▶ _Exercise goal_
Every line that contains the word "interne" should be copied from the records below.

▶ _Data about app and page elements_
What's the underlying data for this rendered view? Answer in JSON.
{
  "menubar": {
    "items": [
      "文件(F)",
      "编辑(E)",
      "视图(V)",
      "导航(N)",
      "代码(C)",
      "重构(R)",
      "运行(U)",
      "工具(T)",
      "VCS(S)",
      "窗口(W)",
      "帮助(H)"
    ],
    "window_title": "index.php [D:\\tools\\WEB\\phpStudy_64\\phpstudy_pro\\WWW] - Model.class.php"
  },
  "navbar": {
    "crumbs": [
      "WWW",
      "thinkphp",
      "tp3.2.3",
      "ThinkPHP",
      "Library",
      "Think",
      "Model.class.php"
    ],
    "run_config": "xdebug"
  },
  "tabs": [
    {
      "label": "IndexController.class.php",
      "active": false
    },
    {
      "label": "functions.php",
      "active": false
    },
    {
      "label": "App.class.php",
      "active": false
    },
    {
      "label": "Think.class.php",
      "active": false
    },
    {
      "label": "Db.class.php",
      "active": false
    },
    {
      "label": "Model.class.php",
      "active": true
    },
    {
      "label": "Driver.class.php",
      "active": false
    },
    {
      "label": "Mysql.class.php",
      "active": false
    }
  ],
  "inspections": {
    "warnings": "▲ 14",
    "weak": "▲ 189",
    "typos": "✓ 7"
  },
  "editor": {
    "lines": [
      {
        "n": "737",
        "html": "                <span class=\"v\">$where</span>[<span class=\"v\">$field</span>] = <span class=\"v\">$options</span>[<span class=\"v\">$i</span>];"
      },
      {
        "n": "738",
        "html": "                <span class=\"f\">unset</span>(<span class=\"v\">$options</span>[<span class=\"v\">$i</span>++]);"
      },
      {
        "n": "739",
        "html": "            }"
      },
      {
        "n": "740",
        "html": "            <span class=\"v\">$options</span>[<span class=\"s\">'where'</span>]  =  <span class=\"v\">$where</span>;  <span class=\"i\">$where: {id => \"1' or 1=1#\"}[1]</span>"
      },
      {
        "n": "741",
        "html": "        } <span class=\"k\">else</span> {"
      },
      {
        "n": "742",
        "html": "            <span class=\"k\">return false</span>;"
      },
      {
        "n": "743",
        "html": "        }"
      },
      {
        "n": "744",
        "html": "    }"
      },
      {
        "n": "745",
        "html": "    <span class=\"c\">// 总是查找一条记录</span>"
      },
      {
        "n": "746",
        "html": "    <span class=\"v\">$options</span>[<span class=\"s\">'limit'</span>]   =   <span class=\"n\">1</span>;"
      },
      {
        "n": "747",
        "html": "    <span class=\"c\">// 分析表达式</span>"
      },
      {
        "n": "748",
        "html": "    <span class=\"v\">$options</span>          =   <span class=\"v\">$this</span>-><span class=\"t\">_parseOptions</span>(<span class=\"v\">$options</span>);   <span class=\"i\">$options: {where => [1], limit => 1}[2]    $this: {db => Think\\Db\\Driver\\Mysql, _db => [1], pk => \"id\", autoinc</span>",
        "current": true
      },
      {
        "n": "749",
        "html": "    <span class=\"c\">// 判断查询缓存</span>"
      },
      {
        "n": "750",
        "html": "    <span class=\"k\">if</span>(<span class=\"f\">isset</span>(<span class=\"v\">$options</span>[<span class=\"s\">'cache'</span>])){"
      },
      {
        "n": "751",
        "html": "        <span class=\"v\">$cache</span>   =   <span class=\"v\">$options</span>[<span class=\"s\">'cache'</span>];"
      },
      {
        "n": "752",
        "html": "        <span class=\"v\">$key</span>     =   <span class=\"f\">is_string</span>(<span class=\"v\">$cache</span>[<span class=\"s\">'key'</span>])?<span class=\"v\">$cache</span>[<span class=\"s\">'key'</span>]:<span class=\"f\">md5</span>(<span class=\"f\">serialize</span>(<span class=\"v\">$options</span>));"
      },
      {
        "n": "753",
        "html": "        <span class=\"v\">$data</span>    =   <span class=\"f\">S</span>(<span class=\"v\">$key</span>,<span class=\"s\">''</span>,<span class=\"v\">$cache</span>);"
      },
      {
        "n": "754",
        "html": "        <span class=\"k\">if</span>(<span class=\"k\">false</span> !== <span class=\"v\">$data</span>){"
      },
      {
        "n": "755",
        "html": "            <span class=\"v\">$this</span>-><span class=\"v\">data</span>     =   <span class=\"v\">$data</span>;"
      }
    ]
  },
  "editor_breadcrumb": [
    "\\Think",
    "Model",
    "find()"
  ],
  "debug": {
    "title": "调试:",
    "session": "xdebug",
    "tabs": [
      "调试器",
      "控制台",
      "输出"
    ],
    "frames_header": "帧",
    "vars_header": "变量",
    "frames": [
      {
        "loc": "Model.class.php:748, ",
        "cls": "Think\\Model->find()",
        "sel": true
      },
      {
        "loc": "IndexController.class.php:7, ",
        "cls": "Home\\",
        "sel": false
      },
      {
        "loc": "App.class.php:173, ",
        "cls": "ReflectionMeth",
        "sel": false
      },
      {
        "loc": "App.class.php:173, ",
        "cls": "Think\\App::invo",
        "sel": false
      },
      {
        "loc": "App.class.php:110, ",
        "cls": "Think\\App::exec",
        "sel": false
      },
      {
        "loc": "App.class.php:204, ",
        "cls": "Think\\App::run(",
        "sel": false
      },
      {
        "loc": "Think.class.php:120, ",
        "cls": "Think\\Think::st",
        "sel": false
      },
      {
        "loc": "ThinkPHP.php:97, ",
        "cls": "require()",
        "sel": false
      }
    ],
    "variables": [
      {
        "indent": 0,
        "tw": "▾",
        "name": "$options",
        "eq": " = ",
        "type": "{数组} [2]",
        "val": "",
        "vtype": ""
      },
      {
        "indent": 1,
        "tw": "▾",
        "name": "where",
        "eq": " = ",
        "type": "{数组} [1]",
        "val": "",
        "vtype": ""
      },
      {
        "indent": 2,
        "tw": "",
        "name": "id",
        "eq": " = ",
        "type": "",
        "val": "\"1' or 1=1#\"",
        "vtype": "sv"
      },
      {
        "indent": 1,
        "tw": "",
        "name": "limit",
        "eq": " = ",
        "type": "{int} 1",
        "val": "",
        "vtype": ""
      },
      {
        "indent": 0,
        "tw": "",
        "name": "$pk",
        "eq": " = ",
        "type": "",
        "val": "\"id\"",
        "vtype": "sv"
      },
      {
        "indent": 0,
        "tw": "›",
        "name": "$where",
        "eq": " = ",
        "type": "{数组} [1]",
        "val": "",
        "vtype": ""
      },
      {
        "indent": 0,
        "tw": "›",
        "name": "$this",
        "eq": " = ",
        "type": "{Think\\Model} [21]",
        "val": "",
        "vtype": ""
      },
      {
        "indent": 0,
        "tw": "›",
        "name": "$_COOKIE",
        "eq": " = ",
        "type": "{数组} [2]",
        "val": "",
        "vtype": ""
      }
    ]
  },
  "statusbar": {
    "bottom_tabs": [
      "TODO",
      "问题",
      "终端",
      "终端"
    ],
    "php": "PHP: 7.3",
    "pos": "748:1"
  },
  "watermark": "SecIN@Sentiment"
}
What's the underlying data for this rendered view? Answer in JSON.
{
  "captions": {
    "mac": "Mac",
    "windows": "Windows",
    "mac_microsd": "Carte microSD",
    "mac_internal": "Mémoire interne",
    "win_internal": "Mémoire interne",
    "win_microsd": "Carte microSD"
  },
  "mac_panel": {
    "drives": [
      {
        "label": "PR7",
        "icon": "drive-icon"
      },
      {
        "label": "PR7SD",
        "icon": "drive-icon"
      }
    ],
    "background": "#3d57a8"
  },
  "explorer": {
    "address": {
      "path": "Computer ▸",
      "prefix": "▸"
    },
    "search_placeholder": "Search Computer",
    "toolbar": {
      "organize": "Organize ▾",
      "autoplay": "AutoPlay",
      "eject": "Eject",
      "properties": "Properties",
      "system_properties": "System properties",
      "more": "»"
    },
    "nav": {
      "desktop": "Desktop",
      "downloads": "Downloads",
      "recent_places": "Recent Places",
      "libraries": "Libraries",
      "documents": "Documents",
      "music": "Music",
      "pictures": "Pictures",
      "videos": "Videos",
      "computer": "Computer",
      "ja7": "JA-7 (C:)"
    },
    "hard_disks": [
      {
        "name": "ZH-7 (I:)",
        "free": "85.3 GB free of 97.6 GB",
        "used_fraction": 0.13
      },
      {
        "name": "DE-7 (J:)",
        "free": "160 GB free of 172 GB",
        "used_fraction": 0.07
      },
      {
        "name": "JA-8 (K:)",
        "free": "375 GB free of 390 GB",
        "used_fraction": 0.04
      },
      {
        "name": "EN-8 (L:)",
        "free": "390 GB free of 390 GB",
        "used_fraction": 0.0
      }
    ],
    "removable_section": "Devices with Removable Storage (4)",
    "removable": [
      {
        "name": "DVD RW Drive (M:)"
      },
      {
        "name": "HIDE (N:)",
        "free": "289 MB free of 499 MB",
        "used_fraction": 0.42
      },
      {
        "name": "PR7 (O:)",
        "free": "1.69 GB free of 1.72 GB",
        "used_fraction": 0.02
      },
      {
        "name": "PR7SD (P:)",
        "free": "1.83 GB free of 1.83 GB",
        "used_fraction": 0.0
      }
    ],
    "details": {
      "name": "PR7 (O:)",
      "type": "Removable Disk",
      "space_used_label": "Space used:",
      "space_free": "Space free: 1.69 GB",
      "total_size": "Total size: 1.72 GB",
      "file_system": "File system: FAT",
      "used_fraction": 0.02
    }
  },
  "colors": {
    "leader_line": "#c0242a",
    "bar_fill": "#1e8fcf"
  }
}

▶ _Expected output_
    "mac_internal": "Mémoire interne",
    "win_internal": "Mémoire interne",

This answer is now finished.